The 1960’s was a revolutionary decade in America full of rebellion and individuals finding themselves. During this historical decade, there were two films made, one was West Side Story and the other one was Easy Rider. Both films possess the overriding theme of the American Dream embedded in the film. According to the Merriam-Webster dictionary, the American Dream is “a happy way of living that is thought of by many Americans as something that can be achieved by anyone in the U.S. especially by working hard and becoming successful.” Throughout the films, you can presently see what the characters’ dreams are through dialect, music, dance, and conflict as well as the means and methods they go through to achieve them. The American Dream in both
All immigrants have one thing in common: they are chasing the “American Dream”. The American Dream has many interpretations, but it is commonly defined as “the ideal that every US citizen should have an equal opportunity to achieve success and prosperity through hard work, determination, and initiative”. Success stories of the few who go from “rags to riches” by overcoming their obstacles and unfortunate circumstances through hard work, grit, and perseverance have lingered in the American culture for centuries, but with unemployment rates on the rise, and class mobility rates declining, many are questioning if the American dream is
His motivation to win back Daisy, the continuous progress of his social status, and his obsession for excessive luxury will all guarantee him attaining his American dream, but most importantly, attaining Daisy. Gatsby’s dream is composed of one major factor, and motivator: Daisy. The fact that Tom has Daisy and Gatsby can’t have her, makes Gatsby crave her more, leading him to the American Dream. Gatsby “revalued everything in his house according to the measure of response it drew from her well-loved eyes”, which depicted his unconditional love for Daisy. This depicts Gatsby’s love for Daisy and of how powerful it is.
Many people fantasize about the American dream. In his book The Epic of America, James Truslow Adams (1931) describes the American Dream as a, “...dream of land in which life should be better and richer and full for everyone with opportunity for each according to ability or achievement.” The American Dream is the idea that if a person has a significant amount of money and friends that they will be happy.

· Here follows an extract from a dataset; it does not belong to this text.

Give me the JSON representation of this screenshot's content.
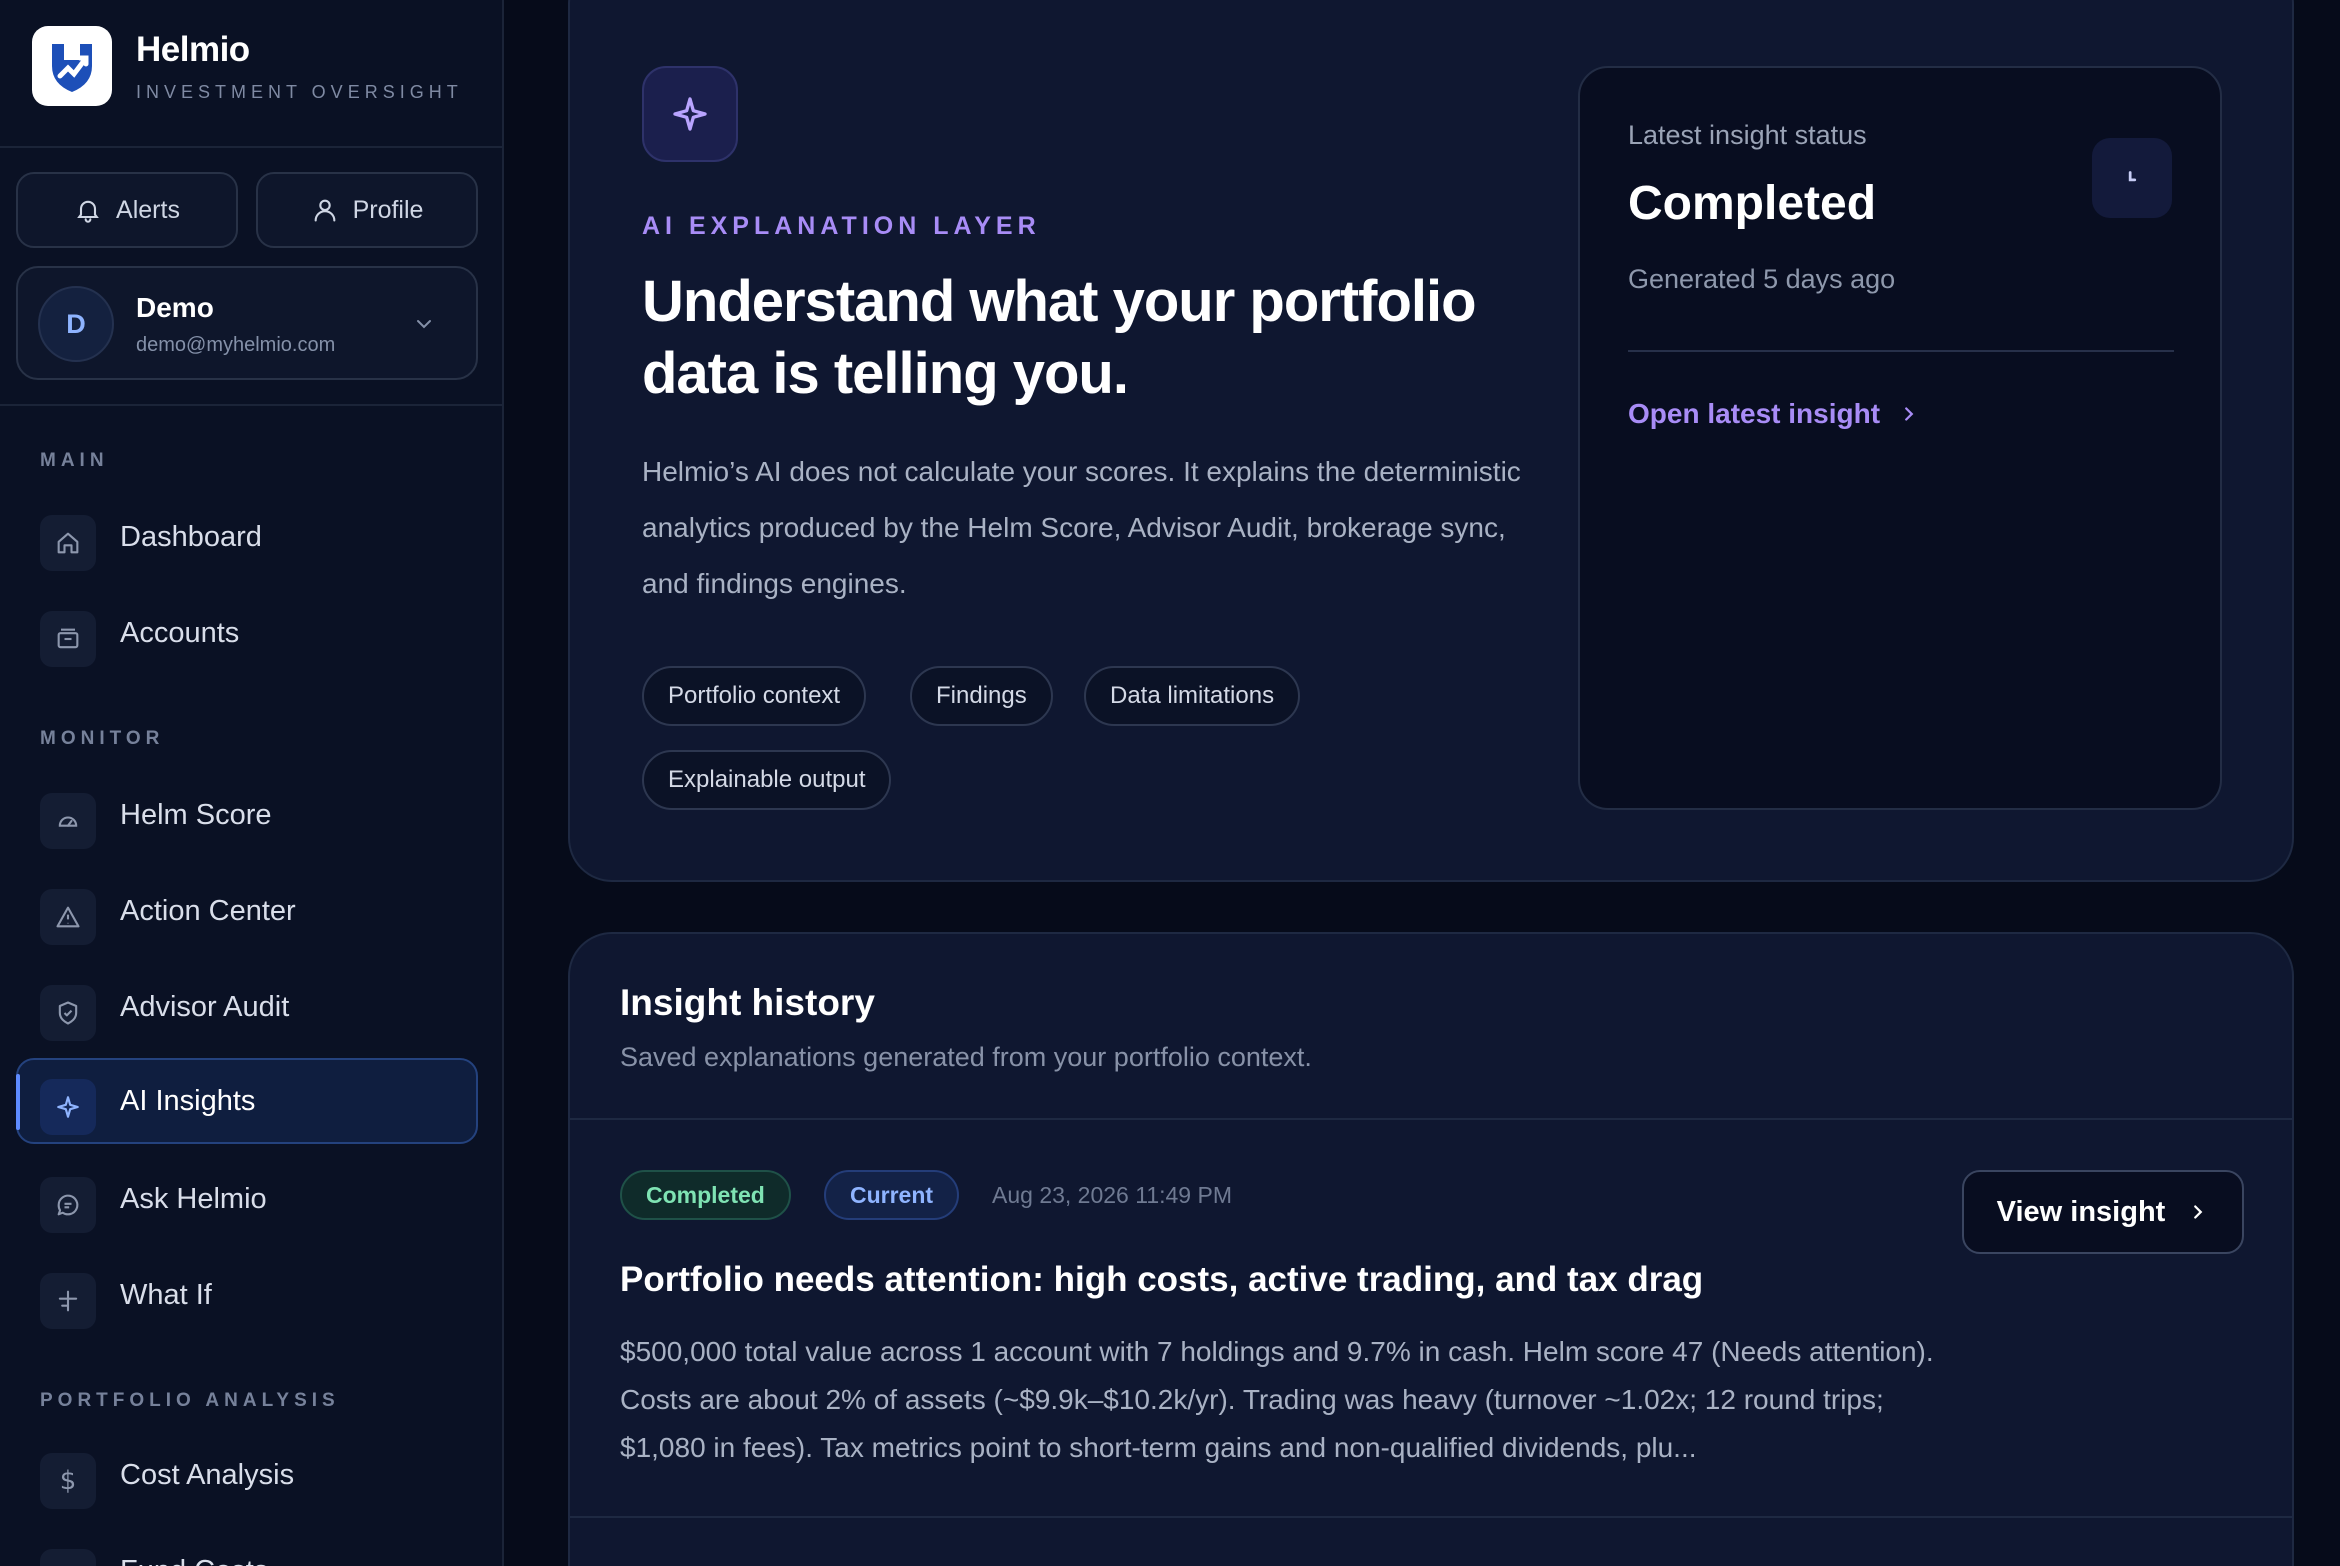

It is in our nature as humans to want to be the best and have nicer things than our peers. The majority of people try to achieve the American Dream so that they will feel more exceptional to others. Though, in The Great Gatsby, the American Dream is a fallacy that the character Nick realizes can never truly be attained.

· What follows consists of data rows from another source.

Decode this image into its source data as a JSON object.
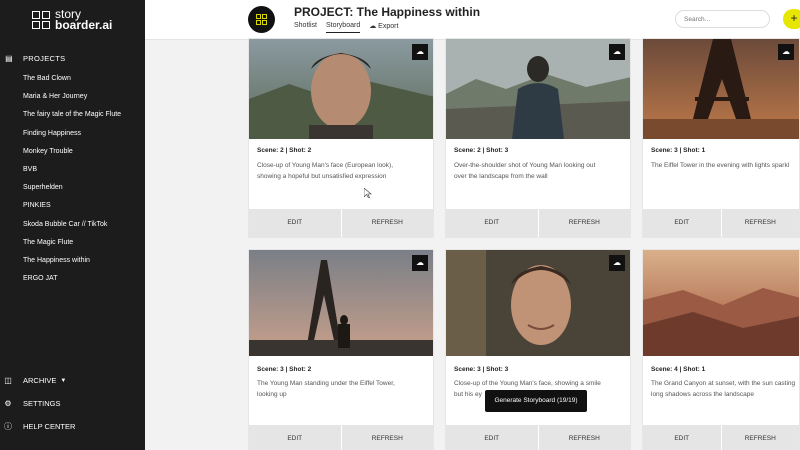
{
  "brand": {
    "name_prefix": "story",
    "name_main": "boarder",
    "name_suffix": ".ai"
  },
  "sidebar": {
    "projects_label": "PROJECTS",
    "projects": [
      "The Bad Clown",
      "Maria & Her Journey",
      "The fairy tale of the Magic Flute",
      "Finding Happiness",
      "Monkey Trouble",
      "BVB",
      "Superhelden",
      "PINKIES",
      "Skoda Bubble Car // TikTok",
      "The Magic Flute",
      "The Happiness within",
      "ERGO JAT"
    ],
    "archive_label": "ARCHIVE",
    "settings_label": "SETTINGS",
    "help_label": "HELP CENTER"
  },
  "header": {
    "title": "PROJECT: The Happiness within",
    "tabs": [
      "Shotlist",
      "Storyboard",
      "Export"
    ],
    "active_tab": "Storyboard",
    "search_placeholder": "Search...",
    "add_label": "+"
  },
  "cards": [
    {
      "meta": "Scene: 2 | Shot: 2",
      "desc": "Close-up of Young Man's face (European look),\nshowing a hopeful but unsatisfied expression",
      "edit": "EDIT",
      "refresh": "REFRESH"
    },
    {
      "meta": "Scene: 2 | Shot: 3",
      "desc": "Over-the-shoulder shot of Young Man looking out\nover the landscape from the wall",
      "edit": "EDIT",
      "refresh": "REFRESH"
    },
    {
      "meta": "Scene: 3 | Shot: 1",
      "desc": "The Eiffel Tower in the evening with lights sparkl",
      "edit": "EDIT",
      "refresh": "REFRESH"
    },
    {
      "meta": "Scene: 3 | Shot: 2",
      "desc": "The Young Man standing under the Eiffel Tower,\nlooking up",
      "edit": "EDIT",
      "refresh": "REFRESH"
    },
    {
      "meta": "Scene: 3 | Shot: 3",
      "desc": "Close-up of the Young Man's face, showing a smile\nbut his ey",
      "edit": "EDIT",
      "refresh": "REFRESH"
    },
    {
      "meta": "Scene: 4 | Shot: 1",
      "desc": "The Grand Canyon at sunset, with the sun casting\nlong shadows across the landscape",
      "edit": "EDIT",
      "refresh": "REFRESH"
    }
  ],
  "tooltip": "Generate Storyboard (19/19)",
  "colors": {
    "sidebar_bg": "#1c1c1c",
    "accent": "#e6e600",
    "button_bg": "#e5e5e5"
  },
  "icons": {
    "card_export": "cloud-upload-icon",
    "archive": "archive-icon",
    "settings": "gear-icon",
    "help": "info-icon",
    "projects": "film-icon"
  }
}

The abundant food, the noise, the huge crowd displayed the society’s atmosphere during that period. American Dream was originated from the colonial period and began to develop in the nineteenth century. People believed that no matter where they from, what they origin, could succeed in this society with their efforts or skills. The ideal of self-made man was the dream’s symbolization which the author also underwent. His famous novel, The Great Gatsby show what happened to the American Dream in the 1920s.